Nonetheless, schools are doing away with traditional mascots in favor of politically correct options. Port Townsend High School’s board voted in June to drop its Redskins name and mascot. Issaquah High School, known as the Indians until 2002, became the Eagles in 2003. West Seattle High School also dropped its Indians moniker in 2002, becoming the Wildcats.
Several Washington high schools retain the nickname “Indians” – Colville, North Central (Spokane), Reardan, Renton, South Bend, Toledo, Touchet, and Wishram. However, only one high school in Washington retains the Redskins name: Wellpinit School, located on the Spokane Indian Reservation.
In 2012, the Oregon State Board of Education banned all native American team names, mascots, and logos.
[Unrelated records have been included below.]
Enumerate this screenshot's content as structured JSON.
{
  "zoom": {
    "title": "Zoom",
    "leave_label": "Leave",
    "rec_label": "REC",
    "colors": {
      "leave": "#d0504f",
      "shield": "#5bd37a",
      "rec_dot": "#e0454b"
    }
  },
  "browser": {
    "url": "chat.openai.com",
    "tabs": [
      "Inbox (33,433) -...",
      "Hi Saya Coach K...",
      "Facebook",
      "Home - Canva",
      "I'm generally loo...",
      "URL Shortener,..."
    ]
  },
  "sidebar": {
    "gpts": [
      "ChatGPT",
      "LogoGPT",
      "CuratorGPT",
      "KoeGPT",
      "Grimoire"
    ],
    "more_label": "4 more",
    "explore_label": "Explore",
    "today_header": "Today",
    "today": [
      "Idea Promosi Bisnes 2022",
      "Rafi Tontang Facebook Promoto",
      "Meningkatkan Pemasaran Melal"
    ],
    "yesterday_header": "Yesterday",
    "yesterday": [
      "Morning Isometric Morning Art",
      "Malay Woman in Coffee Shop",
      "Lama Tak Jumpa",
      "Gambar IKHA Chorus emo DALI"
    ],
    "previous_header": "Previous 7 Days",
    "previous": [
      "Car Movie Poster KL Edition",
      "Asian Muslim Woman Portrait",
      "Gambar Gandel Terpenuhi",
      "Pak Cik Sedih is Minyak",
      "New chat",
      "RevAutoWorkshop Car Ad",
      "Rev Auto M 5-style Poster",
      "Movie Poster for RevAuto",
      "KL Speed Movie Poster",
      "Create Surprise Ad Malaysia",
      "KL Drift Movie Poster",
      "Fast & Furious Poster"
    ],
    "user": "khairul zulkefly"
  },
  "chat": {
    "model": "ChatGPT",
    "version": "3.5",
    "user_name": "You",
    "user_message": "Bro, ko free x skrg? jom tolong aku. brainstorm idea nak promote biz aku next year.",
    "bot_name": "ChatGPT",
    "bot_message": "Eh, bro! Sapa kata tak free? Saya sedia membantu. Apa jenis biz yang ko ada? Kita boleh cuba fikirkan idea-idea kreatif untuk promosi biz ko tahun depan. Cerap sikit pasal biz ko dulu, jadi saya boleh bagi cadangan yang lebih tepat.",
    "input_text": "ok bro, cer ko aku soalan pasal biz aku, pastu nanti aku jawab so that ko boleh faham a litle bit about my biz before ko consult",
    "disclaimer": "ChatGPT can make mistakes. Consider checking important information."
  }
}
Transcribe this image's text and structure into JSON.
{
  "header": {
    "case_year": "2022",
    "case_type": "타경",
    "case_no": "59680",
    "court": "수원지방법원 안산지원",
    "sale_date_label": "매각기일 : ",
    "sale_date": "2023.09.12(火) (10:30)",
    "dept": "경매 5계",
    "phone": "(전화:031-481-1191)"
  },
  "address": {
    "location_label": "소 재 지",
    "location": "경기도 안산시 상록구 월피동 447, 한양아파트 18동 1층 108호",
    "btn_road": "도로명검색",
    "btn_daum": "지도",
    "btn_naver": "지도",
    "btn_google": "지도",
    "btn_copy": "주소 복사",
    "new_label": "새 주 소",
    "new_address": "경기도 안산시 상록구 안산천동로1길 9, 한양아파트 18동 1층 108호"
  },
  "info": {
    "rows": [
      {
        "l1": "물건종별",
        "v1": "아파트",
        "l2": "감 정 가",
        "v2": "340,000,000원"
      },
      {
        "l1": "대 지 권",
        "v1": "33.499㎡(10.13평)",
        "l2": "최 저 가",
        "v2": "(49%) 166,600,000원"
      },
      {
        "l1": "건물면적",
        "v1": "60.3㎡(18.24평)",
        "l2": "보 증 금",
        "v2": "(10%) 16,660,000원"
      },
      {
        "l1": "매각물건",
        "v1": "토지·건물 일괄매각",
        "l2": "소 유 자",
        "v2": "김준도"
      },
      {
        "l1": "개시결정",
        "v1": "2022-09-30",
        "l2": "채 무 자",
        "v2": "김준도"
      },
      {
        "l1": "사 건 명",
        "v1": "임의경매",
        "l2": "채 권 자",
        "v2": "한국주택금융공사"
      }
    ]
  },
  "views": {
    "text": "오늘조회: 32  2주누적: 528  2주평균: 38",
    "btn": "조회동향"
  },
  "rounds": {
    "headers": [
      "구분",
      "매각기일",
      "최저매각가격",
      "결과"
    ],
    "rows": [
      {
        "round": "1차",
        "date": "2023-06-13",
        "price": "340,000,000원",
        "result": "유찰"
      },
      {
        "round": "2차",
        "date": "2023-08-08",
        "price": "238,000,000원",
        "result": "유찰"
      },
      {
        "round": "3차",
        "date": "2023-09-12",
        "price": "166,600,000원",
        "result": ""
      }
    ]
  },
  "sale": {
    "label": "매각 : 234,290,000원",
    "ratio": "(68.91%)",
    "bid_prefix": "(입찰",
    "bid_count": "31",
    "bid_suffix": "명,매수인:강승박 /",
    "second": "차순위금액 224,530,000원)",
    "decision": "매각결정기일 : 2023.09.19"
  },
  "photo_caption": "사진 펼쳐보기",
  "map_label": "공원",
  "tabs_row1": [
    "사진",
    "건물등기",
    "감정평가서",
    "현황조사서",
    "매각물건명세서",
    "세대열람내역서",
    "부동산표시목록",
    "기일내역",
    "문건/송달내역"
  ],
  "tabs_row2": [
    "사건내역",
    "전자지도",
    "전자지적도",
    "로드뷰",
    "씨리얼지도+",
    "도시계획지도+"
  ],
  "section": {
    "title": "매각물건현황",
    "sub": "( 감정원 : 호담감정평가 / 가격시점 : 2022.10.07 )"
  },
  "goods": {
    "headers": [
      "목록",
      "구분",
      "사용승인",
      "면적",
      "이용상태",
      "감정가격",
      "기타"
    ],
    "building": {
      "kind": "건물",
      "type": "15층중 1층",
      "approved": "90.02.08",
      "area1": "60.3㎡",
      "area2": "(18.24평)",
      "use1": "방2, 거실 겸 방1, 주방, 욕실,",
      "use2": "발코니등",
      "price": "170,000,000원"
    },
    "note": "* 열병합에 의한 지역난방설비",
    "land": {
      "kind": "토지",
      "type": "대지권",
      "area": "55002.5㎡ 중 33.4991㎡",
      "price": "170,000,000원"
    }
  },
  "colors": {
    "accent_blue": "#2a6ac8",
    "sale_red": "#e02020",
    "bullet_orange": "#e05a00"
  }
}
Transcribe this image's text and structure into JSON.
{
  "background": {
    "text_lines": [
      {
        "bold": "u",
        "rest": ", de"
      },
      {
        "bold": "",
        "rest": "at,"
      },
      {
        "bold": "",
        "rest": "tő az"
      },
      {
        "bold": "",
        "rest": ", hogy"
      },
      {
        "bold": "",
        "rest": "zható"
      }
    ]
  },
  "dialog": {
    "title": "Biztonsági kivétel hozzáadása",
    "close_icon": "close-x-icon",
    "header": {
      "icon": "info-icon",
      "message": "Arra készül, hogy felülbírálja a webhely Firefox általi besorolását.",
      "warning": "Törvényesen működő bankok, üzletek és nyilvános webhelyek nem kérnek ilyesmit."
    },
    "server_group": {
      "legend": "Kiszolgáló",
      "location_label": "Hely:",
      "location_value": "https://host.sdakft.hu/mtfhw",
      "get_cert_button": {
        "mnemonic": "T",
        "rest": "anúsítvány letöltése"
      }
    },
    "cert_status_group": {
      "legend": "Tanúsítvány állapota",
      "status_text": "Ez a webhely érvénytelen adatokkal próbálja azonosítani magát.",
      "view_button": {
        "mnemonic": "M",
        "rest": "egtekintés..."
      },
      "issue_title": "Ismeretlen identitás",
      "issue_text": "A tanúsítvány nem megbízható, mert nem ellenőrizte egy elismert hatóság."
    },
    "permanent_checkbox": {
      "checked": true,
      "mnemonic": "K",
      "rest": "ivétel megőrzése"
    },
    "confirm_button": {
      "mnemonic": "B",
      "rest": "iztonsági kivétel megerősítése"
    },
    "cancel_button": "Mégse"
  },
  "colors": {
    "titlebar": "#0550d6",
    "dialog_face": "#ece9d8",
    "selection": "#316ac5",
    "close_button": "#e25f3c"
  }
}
Schools must comply by 2017 or risk losing state funding.
At the college level, the Stanford Indians famously became the Stanford Cardinal (the color, not the bird) in 1972 and adopted a tree as its mascot. One year later, Eastern Washington University dropped its Savages nickname in in favor of the Eagles. In 2000, Seattle University changed nicknames from the Chieftains to the Redhawks.
Despite these notable changes, many high schools and middle schools across Washington retain Native American nicknames, including Braves, Chiefs, Red Devils, and Warriors.
Proponents of change say the Native American names are demeaning and offensive. Their opponents say the names respect and honor bravery and tradition.
So, the debate continues.
Check out the Washington College and High School Mascots website, and read about the national controversy surrounding the Redskins nickname.